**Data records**
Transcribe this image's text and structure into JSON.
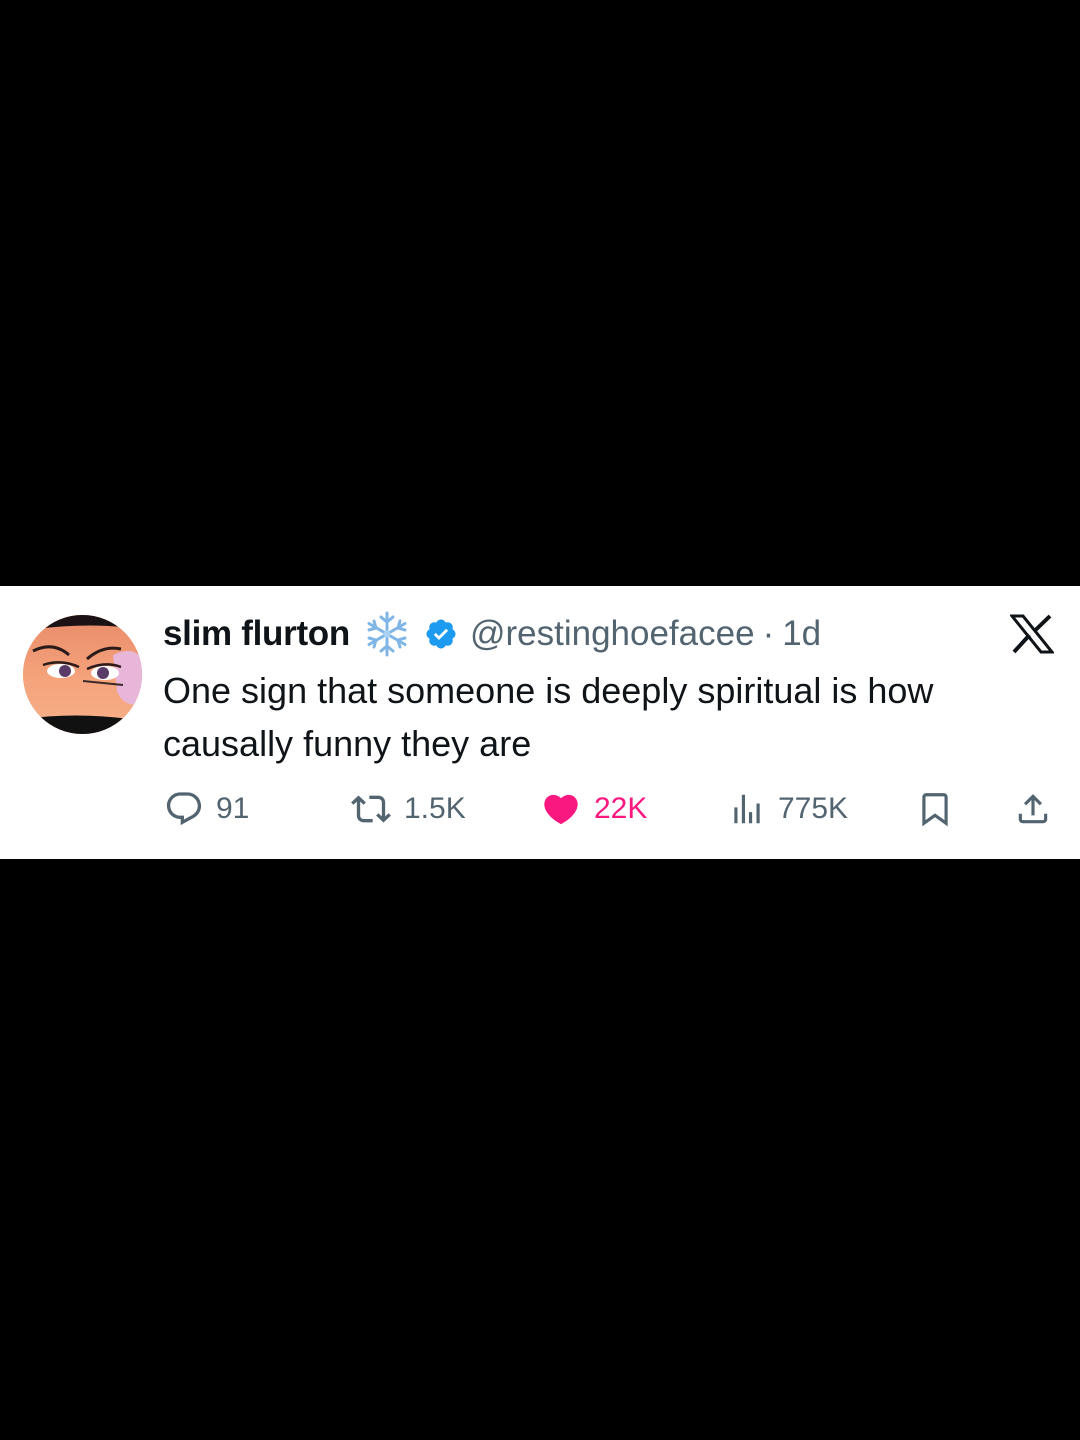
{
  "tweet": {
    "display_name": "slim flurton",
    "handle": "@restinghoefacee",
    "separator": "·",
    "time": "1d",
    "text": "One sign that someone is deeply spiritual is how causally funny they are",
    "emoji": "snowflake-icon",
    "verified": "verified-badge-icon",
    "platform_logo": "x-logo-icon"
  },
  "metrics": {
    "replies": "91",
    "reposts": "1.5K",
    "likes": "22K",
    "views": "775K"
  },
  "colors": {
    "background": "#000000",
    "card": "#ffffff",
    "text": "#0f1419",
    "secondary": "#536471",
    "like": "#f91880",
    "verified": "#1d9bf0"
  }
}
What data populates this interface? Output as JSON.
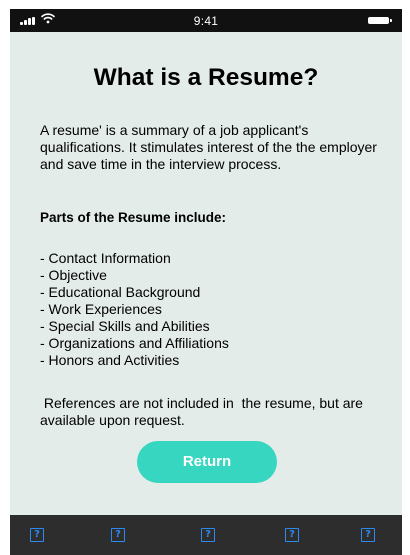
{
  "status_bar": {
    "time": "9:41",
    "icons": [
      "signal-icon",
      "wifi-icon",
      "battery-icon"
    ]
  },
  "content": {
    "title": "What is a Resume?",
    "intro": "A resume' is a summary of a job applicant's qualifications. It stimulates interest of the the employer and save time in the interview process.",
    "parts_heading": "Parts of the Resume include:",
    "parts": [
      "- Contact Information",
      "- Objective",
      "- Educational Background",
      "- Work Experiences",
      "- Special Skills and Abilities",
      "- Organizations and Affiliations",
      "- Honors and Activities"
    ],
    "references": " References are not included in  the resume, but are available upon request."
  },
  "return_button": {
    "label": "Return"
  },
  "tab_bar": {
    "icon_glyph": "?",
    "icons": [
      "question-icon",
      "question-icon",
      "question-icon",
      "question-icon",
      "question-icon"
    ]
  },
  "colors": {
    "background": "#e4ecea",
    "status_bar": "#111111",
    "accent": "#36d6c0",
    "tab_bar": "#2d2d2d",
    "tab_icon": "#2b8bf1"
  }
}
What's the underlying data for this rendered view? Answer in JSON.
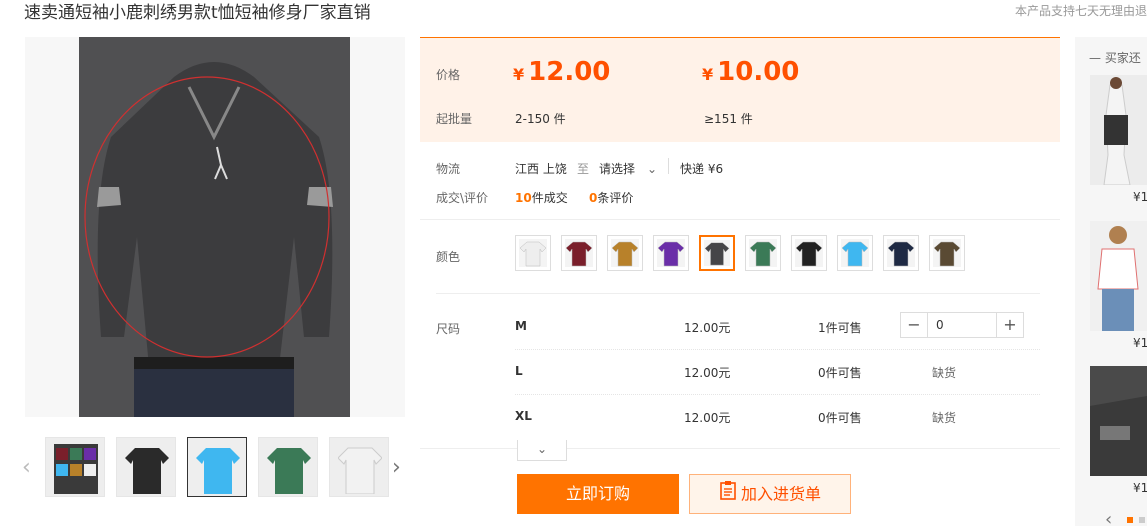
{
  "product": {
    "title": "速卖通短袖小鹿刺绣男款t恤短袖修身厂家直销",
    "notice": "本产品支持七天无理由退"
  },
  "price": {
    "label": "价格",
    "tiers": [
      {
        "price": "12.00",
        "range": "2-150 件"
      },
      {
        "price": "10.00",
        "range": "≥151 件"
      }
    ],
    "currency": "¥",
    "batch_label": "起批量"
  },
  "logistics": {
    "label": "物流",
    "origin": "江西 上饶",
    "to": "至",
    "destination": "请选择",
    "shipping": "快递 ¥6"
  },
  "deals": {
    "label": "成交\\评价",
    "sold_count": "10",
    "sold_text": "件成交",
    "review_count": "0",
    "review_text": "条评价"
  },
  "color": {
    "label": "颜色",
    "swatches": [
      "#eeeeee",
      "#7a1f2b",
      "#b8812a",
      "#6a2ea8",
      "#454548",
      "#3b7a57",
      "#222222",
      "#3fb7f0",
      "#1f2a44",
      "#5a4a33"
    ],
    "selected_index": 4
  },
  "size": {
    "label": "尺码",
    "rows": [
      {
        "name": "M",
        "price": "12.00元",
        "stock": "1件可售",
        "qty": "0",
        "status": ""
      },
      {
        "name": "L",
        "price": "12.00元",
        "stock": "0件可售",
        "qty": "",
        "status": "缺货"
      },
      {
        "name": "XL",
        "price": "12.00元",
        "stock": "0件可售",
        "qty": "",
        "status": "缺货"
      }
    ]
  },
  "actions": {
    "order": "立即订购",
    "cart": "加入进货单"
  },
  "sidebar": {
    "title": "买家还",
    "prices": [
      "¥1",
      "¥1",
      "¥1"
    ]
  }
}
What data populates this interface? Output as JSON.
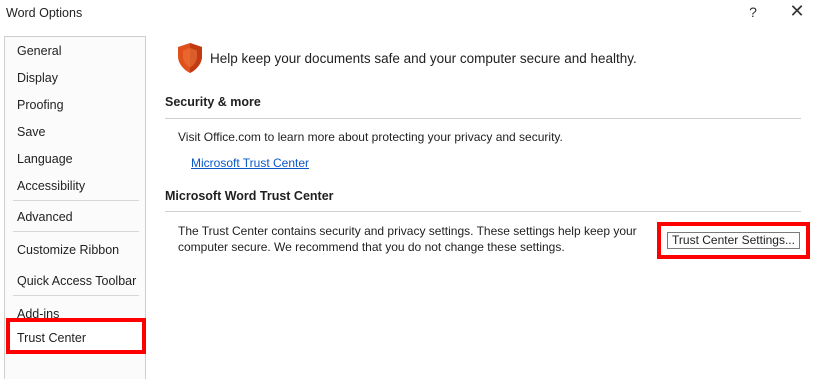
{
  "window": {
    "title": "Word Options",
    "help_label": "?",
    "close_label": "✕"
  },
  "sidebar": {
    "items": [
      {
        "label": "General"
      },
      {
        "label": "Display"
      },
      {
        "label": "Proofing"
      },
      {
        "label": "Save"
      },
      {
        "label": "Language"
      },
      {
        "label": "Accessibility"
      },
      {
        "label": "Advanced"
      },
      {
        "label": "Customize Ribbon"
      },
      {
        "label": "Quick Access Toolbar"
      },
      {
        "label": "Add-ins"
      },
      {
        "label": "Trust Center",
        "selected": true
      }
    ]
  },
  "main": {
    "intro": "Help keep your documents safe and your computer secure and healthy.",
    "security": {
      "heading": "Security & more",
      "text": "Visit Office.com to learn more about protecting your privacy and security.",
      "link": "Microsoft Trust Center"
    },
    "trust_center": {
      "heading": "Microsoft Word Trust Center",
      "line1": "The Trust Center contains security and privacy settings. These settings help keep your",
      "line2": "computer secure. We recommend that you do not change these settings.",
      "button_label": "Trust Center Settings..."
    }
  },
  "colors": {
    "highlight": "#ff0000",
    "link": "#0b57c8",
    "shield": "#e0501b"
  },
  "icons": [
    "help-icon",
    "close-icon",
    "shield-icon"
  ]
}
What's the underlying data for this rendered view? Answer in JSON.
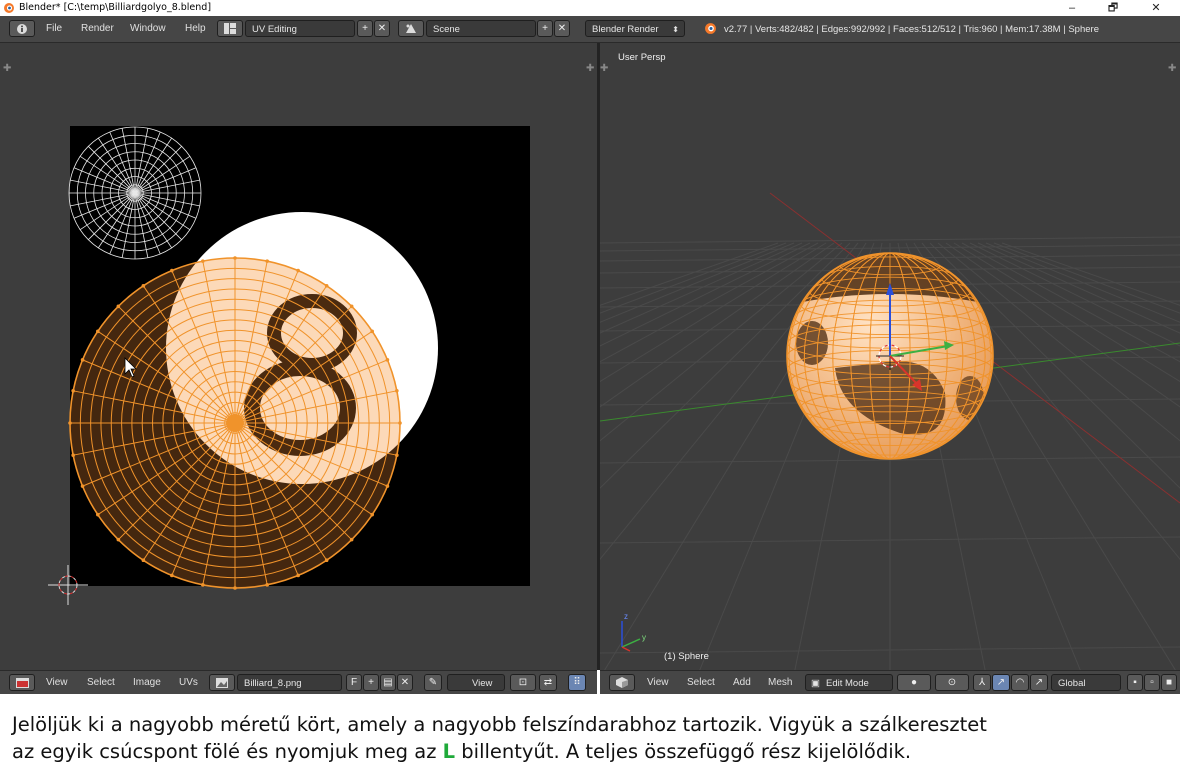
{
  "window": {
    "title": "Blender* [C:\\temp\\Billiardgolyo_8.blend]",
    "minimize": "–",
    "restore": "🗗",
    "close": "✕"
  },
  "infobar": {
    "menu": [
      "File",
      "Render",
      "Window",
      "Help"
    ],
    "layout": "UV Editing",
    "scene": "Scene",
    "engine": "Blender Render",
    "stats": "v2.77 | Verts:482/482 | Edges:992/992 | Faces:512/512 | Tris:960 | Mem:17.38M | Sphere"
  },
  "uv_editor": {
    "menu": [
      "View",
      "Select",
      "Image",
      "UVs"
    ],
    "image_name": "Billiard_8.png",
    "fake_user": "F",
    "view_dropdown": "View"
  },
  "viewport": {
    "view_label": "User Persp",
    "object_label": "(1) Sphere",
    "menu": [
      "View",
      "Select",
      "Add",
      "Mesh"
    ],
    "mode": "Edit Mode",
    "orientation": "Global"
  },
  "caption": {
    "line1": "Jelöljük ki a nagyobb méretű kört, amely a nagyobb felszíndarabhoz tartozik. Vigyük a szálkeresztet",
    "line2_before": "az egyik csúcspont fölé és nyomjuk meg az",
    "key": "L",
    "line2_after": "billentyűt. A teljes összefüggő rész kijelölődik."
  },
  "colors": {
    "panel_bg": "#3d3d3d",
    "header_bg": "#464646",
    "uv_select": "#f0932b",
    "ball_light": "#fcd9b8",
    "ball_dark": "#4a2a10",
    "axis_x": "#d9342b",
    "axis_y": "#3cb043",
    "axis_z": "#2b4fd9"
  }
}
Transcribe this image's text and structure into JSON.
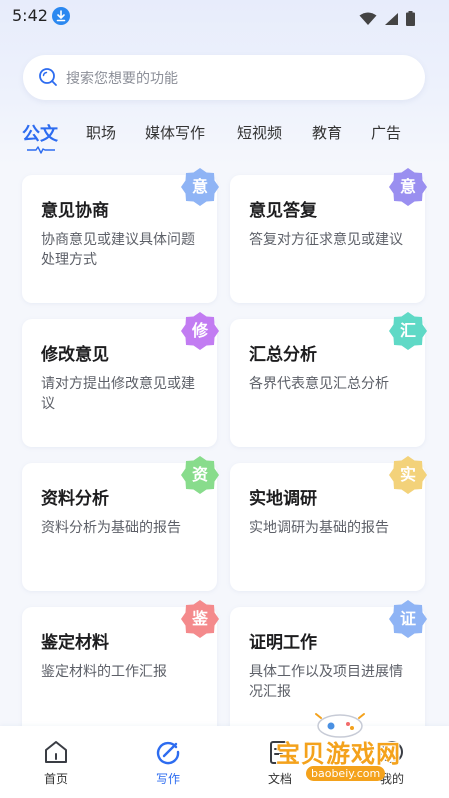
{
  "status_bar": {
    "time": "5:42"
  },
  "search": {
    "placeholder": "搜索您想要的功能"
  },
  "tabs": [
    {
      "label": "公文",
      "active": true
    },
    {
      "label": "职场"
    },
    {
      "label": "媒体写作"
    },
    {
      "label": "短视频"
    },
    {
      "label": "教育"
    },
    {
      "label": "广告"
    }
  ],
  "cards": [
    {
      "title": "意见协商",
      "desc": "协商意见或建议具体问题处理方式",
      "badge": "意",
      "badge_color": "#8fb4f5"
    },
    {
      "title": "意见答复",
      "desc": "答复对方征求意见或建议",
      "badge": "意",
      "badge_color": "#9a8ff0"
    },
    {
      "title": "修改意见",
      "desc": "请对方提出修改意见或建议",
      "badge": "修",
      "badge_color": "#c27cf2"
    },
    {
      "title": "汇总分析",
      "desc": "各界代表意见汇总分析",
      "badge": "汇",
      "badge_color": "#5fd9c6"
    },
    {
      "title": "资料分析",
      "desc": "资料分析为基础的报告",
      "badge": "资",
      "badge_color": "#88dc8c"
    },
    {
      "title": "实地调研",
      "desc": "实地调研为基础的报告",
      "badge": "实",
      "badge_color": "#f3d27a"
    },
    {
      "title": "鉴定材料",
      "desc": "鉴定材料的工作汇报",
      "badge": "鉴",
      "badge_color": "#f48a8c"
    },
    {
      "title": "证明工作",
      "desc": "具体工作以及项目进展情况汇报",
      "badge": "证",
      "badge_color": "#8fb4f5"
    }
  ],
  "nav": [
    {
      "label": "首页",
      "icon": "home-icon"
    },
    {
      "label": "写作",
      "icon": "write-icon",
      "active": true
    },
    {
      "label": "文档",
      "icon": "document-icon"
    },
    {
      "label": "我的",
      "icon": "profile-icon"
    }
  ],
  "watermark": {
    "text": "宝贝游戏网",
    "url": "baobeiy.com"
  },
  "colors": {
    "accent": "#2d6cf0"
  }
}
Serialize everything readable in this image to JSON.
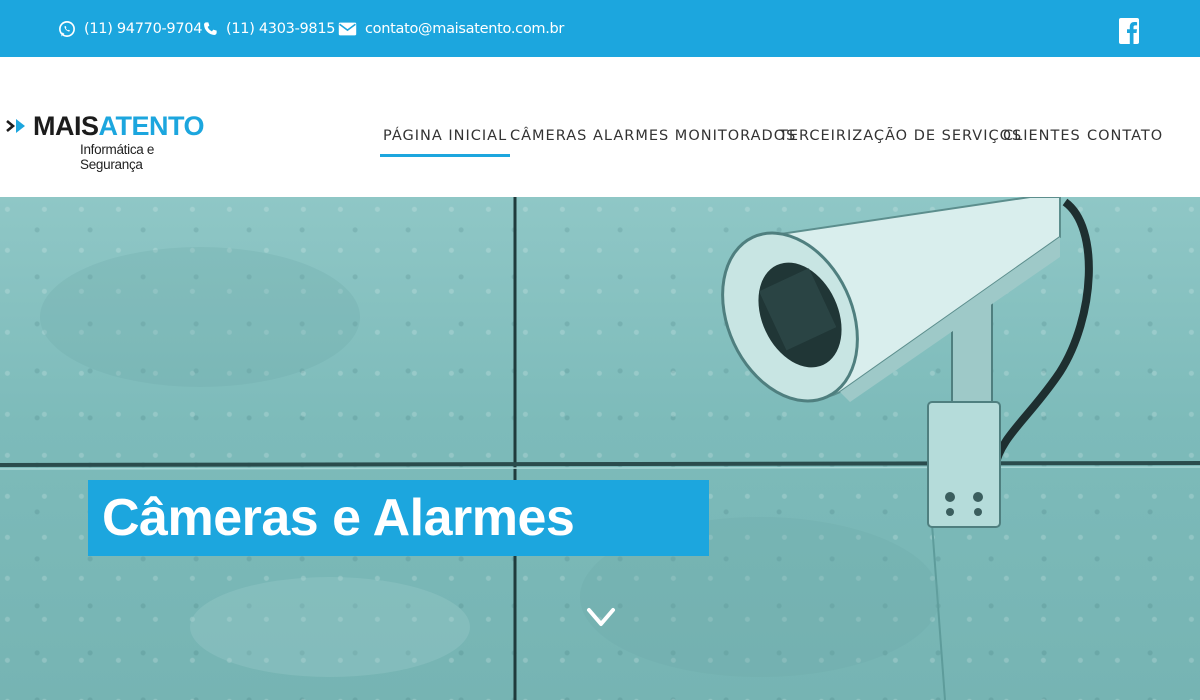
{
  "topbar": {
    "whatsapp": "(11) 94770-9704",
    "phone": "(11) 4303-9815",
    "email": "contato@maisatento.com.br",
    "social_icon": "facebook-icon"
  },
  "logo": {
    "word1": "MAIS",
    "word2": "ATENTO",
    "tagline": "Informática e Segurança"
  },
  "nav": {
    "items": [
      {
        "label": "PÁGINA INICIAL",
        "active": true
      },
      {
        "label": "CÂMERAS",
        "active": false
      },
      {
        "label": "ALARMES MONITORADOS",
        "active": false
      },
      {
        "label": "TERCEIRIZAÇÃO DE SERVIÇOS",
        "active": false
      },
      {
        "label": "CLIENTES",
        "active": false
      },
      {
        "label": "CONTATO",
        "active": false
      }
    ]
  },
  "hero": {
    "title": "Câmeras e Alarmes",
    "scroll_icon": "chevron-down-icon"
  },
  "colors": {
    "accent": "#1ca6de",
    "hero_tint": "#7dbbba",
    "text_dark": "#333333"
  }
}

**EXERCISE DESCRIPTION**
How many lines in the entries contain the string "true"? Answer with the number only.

**SOLUTION BELOW**
4